[Opening Source records section]

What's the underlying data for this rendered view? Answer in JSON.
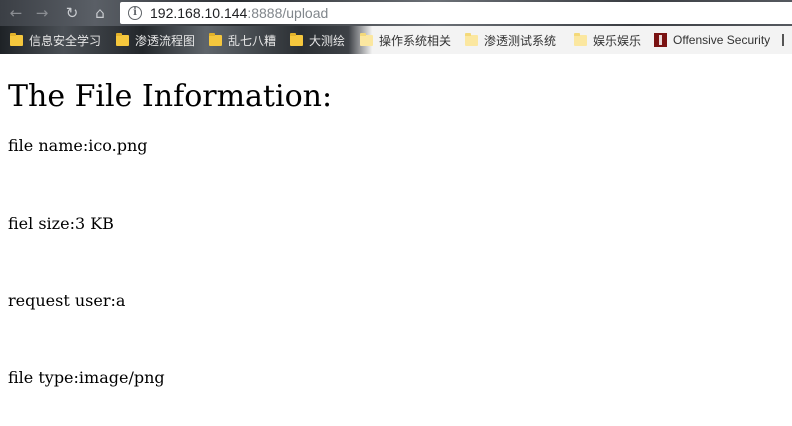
{
  "browser": {
    "address_bar": {
      "url_host": "192.168.10.144",
      "url_rest": ":8888/upload"
    },
    "nav": {
      "back_icon": "back-arrow-icon",
      "forward_icon": "forward-arrow-icon",
      "reload_icon": "reload-icon",
      "home_icon": "home-icon"
    },
    "bookmarks": [
      {
        "label": "信息安全学习",
        "icon": "folder-icon"
      },
      {
        "label": "渗透流程图",
        "icon": "folder-icon"
      },
      {
        "label": "乱七八糟",
        "icon": "folder-icon"
      },
      {
        "label": "大测绘",
        "icon": "folder-icon"
      },
      {
        "label": "操作系统相关",
        "icon": "folder-icon"
      },
      {
        "label": "渗透测试系统",
        "icon": "folder-icon"
      },
      {
        "label": "娱乐娱乐",
        "icon": "folder-icon"
      },
      {
        "label": "Offensive Security",
        "icon": "offensive-security-icon"
      }
    ]
  },
  "page": {
    "heading": "The File Information:",
    "file_name": "file name:ico.png",
    "file_size": "fiel size:3 KB",
    "request_user": "request user:a",
    "file_type": "file type:image/png"
  }
}
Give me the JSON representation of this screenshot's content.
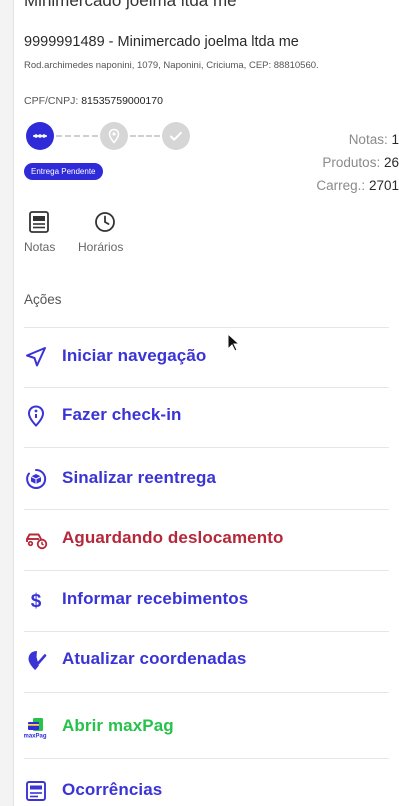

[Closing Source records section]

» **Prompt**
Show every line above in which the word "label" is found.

» **Task result**
        "label": "信息安全学习",
        "label": "渗透流程图",
        "label": "乱七八糟",
        "label": "大测绘",
        "label": "操作系统相关",
        "label": "渗透测试系统",
        "label": "娱乐娱乐",
        "label": "Offensive Security",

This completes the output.